Unemployment increased by 3,900 to 1,390,300, while employment decreased by 5,700 to 18,005,200. Part-time employment declined by 11,300 while full-time increased by 5,600. Meantime, labour force decreased by 1,800 to 19,395,500.
In the 12 months to January, employment increased by 0.7% (+126,000). Full-time work increased by 172,000 (+1.2 percent) while part-time was little changed. Over the same period, the unemployment rate rose from 6.6 percent to 7.2 percent, as the labour force grew at a faster pace than employment. The number of hours worked rose by 1.2 percent.
In January, there were fewer employed people aged 55 and older. At the same time, employment increased among women aged 25 to 54.
There were fewer people working in Alberta, Manitoba as well as Newfoundland and Labrador in January.
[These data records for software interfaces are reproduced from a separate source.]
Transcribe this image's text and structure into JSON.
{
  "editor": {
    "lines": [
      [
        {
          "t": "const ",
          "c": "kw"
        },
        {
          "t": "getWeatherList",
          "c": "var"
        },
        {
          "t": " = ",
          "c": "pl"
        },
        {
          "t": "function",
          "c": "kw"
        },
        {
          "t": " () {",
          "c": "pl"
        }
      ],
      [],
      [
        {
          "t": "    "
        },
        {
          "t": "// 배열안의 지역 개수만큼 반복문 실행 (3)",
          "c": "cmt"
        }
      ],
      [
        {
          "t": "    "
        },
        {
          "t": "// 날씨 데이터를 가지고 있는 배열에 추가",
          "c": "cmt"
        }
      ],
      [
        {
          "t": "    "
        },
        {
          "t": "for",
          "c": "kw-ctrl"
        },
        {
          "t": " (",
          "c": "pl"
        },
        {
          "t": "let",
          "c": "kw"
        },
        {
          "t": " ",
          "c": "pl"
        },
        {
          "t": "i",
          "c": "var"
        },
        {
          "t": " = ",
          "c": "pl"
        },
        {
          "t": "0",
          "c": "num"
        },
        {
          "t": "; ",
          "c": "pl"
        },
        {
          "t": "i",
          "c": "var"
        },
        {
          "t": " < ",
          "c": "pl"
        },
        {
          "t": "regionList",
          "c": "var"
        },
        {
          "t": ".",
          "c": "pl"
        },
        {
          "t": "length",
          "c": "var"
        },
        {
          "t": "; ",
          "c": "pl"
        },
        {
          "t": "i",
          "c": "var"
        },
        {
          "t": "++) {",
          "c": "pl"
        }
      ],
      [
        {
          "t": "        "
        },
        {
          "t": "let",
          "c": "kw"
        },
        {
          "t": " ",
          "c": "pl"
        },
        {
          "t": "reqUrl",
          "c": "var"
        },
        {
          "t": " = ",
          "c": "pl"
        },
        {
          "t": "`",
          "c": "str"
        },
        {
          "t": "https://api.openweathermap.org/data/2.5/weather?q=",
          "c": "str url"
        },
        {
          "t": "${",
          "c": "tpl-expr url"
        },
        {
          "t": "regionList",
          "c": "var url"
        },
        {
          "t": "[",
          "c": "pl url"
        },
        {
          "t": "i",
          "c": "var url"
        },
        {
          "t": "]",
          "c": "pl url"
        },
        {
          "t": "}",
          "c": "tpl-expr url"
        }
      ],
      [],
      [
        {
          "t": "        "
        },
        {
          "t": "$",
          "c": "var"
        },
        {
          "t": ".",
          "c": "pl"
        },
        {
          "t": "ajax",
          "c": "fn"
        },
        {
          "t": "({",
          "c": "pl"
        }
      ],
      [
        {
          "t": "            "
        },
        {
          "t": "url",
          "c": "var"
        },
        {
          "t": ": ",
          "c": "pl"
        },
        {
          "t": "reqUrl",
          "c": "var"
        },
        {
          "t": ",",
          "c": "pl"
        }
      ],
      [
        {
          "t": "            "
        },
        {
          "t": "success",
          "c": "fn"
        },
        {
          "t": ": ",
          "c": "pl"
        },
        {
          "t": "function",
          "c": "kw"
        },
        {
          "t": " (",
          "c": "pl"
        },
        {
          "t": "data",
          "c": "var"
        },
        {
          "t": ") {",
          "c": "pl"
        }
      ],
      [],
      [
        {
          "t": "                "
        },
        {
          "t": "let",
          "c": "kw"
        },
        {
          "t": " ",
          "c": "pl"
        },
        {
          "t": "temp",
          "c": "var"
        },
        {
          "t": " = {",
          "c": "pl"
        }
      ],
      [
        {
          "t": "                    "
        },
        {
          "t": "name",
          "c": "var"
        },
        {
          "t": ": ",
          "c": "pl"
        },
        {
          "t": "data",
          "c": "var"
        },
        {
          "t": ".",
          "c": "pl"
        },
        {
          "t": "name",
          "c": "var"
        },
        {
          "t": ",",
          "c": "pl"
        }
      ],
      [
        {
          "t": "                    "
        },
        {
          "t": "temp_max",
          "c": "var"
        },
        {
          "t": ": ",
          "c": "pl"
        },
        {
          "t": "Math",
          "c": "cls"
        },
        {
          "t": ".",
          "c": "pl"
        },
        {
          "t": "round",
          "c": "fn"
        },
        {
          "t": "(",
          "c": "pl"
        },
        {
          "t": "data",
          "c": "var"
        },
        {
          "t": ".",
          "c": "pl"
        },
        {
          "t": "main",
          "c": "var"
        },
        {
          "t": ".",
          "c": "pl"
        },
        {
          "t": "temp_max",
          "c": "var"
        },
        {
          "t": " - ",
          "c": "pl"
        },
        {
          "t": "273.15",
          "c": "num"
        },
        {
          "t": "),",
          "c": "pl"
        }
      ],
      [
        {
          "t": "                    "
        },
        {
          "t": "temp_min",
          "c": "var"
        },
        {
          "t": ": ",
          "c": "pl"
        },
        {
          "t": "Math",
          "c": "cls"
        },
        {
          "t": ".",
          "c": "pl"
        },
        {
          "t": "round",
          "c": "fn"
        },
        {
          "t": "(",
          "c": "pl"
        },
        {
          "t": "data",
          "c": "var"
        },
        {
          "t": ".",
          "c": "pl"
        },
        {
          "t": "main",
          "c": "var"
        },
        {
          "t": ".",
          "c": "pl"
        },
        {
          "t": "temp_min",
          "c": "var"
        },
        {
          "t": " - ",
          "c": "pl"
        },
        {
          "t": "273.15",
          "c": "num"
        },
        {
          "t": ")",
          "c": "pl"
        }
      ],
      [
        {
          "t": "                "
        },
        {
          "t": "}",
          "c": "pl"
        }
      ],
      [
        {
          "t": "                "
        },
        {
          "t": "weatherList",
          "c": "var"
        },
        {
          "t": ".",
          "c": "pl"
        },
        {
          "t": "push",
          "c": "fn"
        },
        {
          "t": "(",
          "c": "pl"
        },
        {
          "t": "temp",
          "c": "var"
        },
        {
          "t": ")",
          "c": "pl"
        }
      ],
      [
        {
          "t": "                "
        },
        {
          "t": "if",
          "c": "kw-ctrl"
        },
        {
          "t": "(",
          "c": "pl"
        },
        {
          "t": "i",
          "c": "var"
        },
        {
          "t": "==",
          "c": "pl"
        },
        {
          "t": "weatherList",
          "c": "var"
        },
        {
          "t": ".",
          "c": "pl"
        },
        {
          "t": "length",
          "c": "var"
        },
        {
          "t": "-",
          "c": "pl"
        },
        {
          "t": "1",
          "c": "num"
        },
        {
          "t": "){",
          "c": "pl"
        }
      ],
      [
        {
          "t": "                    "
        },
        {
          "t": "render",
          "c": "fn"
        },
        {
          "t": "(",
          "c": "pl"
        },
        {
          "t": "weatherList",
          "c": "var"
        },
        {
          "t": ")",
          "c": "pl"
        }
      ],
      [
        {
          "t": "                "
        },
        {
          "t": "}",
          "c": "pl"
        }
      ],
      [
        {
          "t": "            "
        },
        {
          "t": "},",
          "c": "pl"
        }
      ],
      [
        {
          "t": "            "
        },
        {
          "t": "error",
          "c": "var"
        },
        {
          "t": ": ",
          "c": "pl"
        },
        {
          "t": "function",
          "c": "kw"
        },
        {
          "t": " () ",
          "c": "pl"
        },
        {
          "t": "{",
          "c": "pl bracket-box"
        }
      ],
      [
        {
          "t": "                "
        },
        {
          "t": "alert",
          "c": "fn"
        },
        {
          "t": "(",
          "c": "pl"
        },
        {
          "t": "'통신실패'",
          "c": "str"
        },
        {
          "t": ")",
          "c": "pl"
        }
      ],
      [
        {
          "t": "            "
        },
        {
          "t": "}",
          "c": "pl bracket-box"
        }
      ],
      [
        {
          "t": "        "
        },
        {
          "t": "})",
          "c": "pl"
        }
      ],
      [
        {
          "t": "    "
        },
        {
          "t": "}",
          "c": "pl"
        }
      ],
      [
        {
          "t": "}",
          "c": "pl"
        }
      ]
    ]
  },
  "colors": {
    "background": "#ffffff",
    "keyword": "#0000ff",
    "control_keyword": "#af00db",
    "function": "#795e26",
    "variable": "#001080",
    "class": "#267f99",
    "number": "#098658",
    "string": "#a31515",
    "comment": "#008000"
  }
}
On the other hand, Ontario was the lone province with an employment increase.
The employment decrease in Alberta (-10,000) raised the unemployment rate in the province to 7.4 percent, the highest since February 1996. The unemployment rate in Alberta was higher than the national rate for the first time since December 1988.
Employment declined in agriculture (-14,000); manufacturing (-11,000); transportation and warehousing (-10,000); and public administration (-7,200). However, there were more people working in information culture and recreation (+16,000), as well as in the 'other services' industry (+9,600).
In January, there was little employment change among public and private sector employees and in the number of self-employed workers.
The participation rate remained steady at 65.9 percent from the previous month.
Youth unemployment rate was recorded at 13 percent unchanged from December.